┌──
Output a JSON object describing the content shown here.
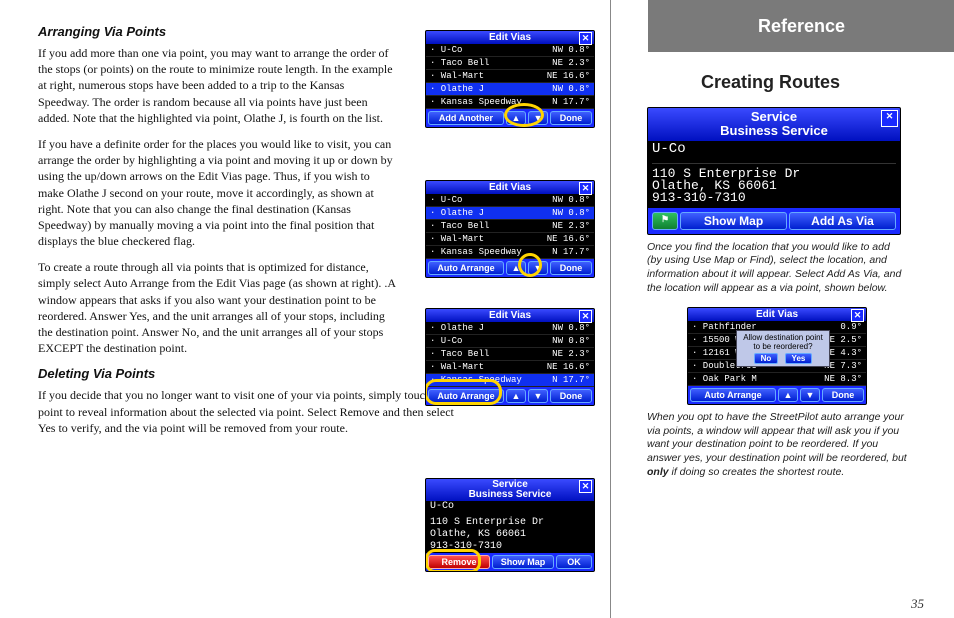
{
  "ref_tab": "Reference",
  "right_heading": "Creating Routes",
  "page_number": "35",
  "h_arranging": "Arranging Via Points",
  "p1": "If you add more than one via point, you may want to arrange the order of the stops (or points) on the route to minimize route length. In the example at right, numerous stops have been added to a trip to the Kansas Speedway. The order is random because all via points have just been added. Note that the highlighted via point, Olathe J, is fourth on the list.",
  "p2": "If you have a definite order for the places you would like to visit, you can arrange the order by highlighting a via point and moving it up or down by using the up/down arrows on the Edit Vias page. Thus, if you wish to make Olathe J second on your route, move it accordingly, as shown at right. Note that you can also change the final destination (Kansas Speedway) by manually moving a via point into the final position that displays the blue checkered flag.",
  "p3": "To create a route through all via points that is optimized for distance, simply select Auto Arrange from the Edit Vias page (as shown at right). .A window appears that asks if you also want your destination point to be reordered. Answer Yes, and the unit arranges all of your stops, including the destination point. Answer No, and the unit arranges all of your stops EXCEPT the destination point.",
  "h_deleting": "Deleting Via Points",
  "p4": "If you decide that you no longer want to visit one of your via points, simply touch that point to reveal information about the selected via point. Select Remove and then select Yes to verify, and the via point will be removed from your route.",
  "cap1": "Once you find the location that you would like to add (by using Use Map or Find), select the location, and information about it will appear. Select Add As Via, and the location will appear as a via point, shown below.",
  "cap2a": "When you opt to have the StreetPilot auto arrange your via points, a window will appear that will ask you if you want your destination point to be reordered. If you answer yes, your destination point will be reordered, but ",
  "cap2b": "only",
  "cap2c": " if doing so creates the shortest route.",
  "edit_vias_title": "Edit Vias",
  "service_title1": "Service",
  "service_title2": "Business Service",
  "btn_add_another": "Add Another",
  "btn_done": "Done",
  "btn_auto_arrange": "Auto Arrange",
  "btn_show_map": "Show Map",
  "btn_add_as_via": "Add As Via",
  "btn_remove": "Remove",
  "btn_ok": "OK",
  "btn_no": "No",
  "btn_yes": "Yes",
  "arrow_up": "▲",
  "arrow_down": "▼",
  "close_x": "✕",
  "dialog_text": "Allow destination point to be reordered?",
  "svc": {
    "name": "U-Co",
    "addr1": "110 S Enterprise Dr",
    "addr2": "Olathe, KS 66061",
    "phone": "913-310-7310"
  },
  "list_a": [
    {
      "n": "U-Co",
      "d": "NW",
      "m": "0.8°"
    },
    {
      "n": "Taco Bell",
      "d": "NE",
      "m": "2.3°"
    },
    {
      "n": "Wal-Mart",
      "d": "NE",
      "m": "16.6°"
    },
    {
      "n": "Olathe J",
      "d": "NW",
      "m": "0.8°",
      "sel": true
    },
    {
      "n": "Kansas Speedway",
      "d": "N",
      "m": "17.7°"
    }
  ],
  "list_b": [
    {
      "n": "U-Co",
      "d": "NW",
      "m": "0.8°"
    },
    {
      "n": "Olathe J",
      "d": "NW",
      "m": "0.8°",
      "sel": true
    },
    {
      "n": "Taco Bell",
      "d": "NE",
      "m": "2.3°"
    },
    {
      "n": "Wal-Mart",
      "d": "NE",
      "m": "16.6°"
    },
    {
      "n": "Kansas Speedway",
      "d": "N",
      "m": "17.7°"
    }
  ],
  "list_c": [
    {
      "n": "Olathe J",
      "d": "NW",
      "m": "0.8°"
    },
    {
      "n": "U-Co",
      "d": "NW",
      "m": "0.8°"
    },
    {
      "n": "Taco Bell",
      "d": "NE",
      "m": "2.3°"
    },
    {
      "n": "Wal-Mart",
      "d": "NE",
      "m": "16.6°"
    },
    {
      "n": "Kansas Speedway",
      "d": "N",
      "m": "17.7°",
      "sel": true
    }
  ],
  "list_d": [
    {
      "n": "Pathfinder",
      "d": "",
      "m": "0.9°"
    },
    {
      "n": "15500 W",
      "d": "NE",
      "m": "2.5°"
    },
    {
      "n": "12161 W",
      "d": "NE",
      "m": "4.3°"
    },
    {
      "n": "Doubletree",
      "d": "NE",
      "m": "7.3°"
    },
    {
      "n": "Oak Park M",
      "d": "NE",
      "m": "8.3°"
    }
  ]
}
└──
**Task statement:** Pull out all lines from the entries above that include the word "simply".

**Task answer:**
  "p3": "To create a route through all via points that is optimized for distance, simply select Auto Arrange from the Edit Vias page (as shown at right). .A window appears that asks if you also want your destination point to be reordered. Answer Yes, and the unit arranges all of your stops, including the destination point. Answer No, and the unit arranges all of your stops EXCEPT the destination point.",
  "p4": "If you decide that you no longer want to visit one of your via points, simply touch that point to reveal information about the selected via point. Select Remove and then select Yes to verify, and the via point will be removed from your route.",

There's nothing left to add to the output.